But in the social order, this is a nation in a limbo and a sad people. We have not managed to do something that support us, that does not force us to march, that does not make us think of the exile. The exile is a Cuban tradition, not just a momentary horror, but something old as our country. Cuban people of the nineteenth century and that of before the triumph of the Revolution also left for whatever reason. However, paradoxically, they founded a nation, battered, it is true, but a nation after all. It’s something really mysterious.
Cubans living in Miami, when you visit that city, take you for a walk and say, ‘look everything we have done. ” And I always tell them, “and why didn’t you do it there? ». I do not mean by this that they had to stay after 1959, but “why did not they do it earlier? ‘. Well, I found a key to understanding why they did not do it before: because they entered a system that others had created; they raised this rich city that Miami is thanks to an order created by the Americans. If they had had to create that order in Cuba, they could have never been achieved it because they never knew how to found a society for all in the land of their birth. And the latter also applies to Cubans living here.

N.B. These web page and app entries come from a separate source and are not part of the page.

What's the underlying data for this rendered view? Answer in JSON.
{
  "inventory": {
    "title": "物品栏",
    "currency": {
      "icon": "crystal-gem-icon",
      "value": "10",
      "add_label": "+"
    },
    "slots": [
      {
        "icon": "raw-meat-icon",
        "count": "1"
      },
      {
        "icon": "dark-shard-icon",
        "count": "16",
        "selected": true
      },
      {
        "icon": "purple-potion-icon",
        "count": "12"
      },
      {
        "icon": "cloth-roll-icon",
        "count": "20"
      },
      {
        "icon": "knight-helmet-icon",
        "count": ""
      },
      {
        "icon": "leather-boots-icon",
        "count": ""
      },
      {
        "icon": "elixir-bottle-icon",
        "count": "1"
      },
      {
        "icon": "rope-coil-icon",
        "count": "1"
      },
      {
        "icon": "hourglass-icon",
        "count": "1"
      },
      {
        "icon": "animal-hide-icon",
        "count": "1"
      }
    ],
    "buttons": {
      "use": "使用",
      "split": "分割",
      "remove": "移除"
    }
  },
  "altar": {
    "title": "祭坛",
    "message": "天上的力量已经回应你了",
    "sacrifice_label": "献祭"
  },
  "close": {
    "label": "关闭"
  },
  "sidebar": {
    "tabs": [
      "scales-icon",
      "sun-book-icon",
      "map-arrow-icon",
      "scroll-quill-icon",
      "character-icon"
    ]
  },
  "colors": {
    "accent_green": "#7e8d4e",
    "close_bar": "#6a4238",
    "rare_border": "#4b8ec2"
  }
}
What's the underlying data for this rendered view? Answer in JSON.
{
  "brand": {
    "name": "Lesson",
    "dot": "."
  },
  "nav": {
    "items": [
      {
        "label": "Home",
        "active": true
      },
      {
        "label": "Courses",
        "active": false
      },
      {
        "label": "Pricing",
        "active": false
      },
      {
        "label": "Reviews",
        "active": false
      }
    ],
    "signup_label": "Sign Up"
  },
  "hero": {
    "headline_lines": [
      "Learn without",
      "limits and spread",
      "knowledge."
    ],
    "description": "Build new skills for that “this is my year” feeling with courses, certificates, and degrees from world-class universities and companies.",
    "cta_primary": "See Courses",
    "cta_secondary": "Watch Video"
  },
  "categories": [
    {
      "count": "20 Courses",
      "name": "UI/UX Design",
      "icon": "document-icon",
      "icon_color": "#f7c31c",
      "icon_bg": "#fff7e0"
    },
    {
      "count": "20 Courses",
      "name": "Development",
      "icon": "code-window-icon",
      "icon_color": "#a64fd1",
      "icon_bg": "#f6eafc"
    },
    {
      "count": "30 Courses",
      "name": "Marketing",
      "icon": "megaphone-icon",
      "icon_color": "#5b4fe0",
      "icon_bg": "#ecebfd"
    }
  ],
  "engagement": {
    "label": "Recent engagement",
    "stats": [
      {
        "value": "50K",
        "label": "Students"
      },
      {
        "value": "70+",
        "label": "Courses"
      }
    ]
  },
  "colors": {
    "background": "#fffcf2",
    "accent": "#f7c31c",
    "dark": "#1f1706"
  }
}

It seems that we are able to arrange a prosperous life just outside our country. We’ve built a distinctive culture, a nation that survives thanks to the ideas, but we still need the material slack and economic wealth to achieve complete wellness. So this is what hurts me most of Cuba: being in spirit what we have not been in reality.